Mer is one of the three islands generally known as the Murray Group. Erub (Darnley) and Ugar (Stephens) Islands make up the remainder of this group. Mer is located about 225km from Thursday Island. For thousands of years, Mer has been, and continues to be, home to the eight tribes of the Meriam people: the Komet, Zagareb, Meuram, Magaram, Geuram, Peibre, Meriam-Samsep, Piadaram and Dauer Meriam.
A watercolour painting on paper that shows four stylised dragon heads, with two partial dragon heads visible at the left and right edges. The two heads at the top of the page are looking left and the two at the bottom are looking right. The background is decorated with purple coloured diagonal stripes. An inscription on the back in pencil reads "Koiki Mabo / Aged 15 yrs M".

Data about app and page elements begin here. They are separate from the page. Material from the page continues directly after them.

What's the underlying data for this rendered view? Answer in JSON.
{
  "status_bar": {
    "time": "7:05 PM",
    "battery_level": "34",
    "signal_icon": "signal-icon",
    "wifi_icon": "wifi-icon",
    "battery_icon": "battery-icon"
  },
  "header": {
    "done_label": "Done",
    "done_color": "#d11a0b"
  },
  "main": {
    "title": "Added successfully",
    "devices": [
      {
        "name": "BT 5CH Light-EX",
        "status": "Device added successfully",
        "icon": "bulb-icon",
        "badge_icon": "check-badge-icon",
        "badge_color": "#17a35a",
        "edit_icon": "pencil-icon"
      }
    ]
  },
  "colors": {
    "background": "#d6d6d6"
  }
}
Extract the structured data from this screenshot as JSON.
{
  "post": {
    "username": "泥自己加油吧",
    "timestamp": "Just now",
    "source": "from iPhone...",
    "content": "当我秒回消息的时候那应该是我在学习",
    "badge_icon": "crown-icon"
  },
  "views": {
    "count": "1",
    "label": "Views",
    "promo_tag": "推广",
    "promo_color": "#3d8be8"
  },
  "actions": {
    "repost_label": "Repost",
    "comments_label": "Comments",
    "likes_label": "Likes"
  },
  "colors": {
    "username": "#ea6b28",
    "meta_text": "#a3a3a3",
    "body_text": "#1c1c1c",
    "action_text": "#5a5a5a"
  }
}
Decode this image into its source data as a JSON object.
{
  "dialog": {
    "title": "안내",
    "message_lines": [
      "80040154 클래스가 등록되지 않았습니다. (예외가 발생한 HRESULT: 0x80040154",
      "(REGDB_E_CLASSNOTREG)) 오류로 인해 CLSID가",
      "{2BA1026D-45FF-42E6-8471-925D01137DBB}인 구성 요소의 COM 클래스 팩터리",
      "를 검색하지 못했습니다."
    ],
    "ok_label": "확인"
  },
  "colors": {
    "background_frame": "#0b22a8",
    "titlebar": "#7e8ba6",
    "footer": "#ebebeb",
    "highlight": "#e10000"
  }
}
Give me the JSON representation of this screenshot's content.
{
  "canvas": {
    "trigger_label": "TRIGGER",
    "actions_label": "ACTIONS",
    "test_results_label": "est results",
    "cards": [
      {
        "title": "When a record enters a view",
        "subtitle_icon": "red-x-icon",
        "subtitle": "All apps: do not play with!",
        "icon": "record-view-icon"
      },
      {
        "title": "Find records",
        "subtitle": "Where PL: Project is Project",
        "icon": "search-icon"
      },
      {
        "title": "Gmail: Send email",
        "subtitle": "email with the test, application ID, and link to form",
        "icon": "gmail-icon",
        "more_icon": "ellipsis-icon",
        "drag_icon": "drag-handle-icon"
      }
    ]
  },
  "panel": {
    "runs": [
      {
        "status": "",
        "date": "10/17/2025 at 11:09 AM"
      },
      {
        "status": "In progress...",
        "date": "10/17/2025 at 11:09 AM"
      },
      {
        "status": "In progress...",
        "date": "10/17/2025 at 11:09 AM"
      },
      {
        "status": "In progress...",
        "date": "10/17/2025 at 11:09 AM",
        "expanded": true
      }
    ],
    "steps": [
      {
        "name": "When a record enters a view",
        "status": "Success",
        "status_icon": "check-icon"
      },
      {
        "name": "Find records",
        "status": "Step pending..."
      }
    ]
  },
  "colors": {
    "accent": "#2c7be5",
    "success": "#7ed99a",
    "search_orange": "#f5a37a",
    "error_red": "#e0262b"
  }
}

The Bonita Mabo collection comprises four artworks created by the late Eddie Koiki Mabo. 'Dragon heads' and 'Still life with jar and bowl' - both watercolours on paper, were completed by Mabo as a teenager. 'Tree in landscape' - a pen, ink and watercolour on paper, and 'Dark palm trees' - a watercolour on paper, were completed by Mabo as an adult.
Eddie Koiki Mabo (1936 1992), a Torres Strait Islander from Murray Island, was a prominent Indigenous activist, best known for his role during the 1980s and 1990s land rights case 'Mabo and Others v. Queensland'. This ten year battle culminated in the High Court of Australia's 1992 landmark ruling which established that a form of Native title had existed in Australia prior to British settlement. This historic decision ruled that Murray Islanders held a system of land ownership at the time of colonisation that has continued to the present day, meaning that Islanders retain customary ownership and title to those lands. This decision overturned the legal doctrine of Terra Nullius, the basis for the legitimacy of settler claims over Aboriginal and Torres Strait Islander lands that had existed since 1788. This ruling remains one of the most significant events in the history of Aboriginal and Torres Strait Islander land rights activism. These four artworks are significant both as personal objects created by Mabo, and as objects which relate to his attachment to Murray Island.
Defining Moment: High Court decision in Mabo case recognises native title (1992)
Curriculum: Civics and Citizenship, History
School years: 8, 10
W 380mm x H 290mm
High Court decision in Mabo case recognises native title (1992)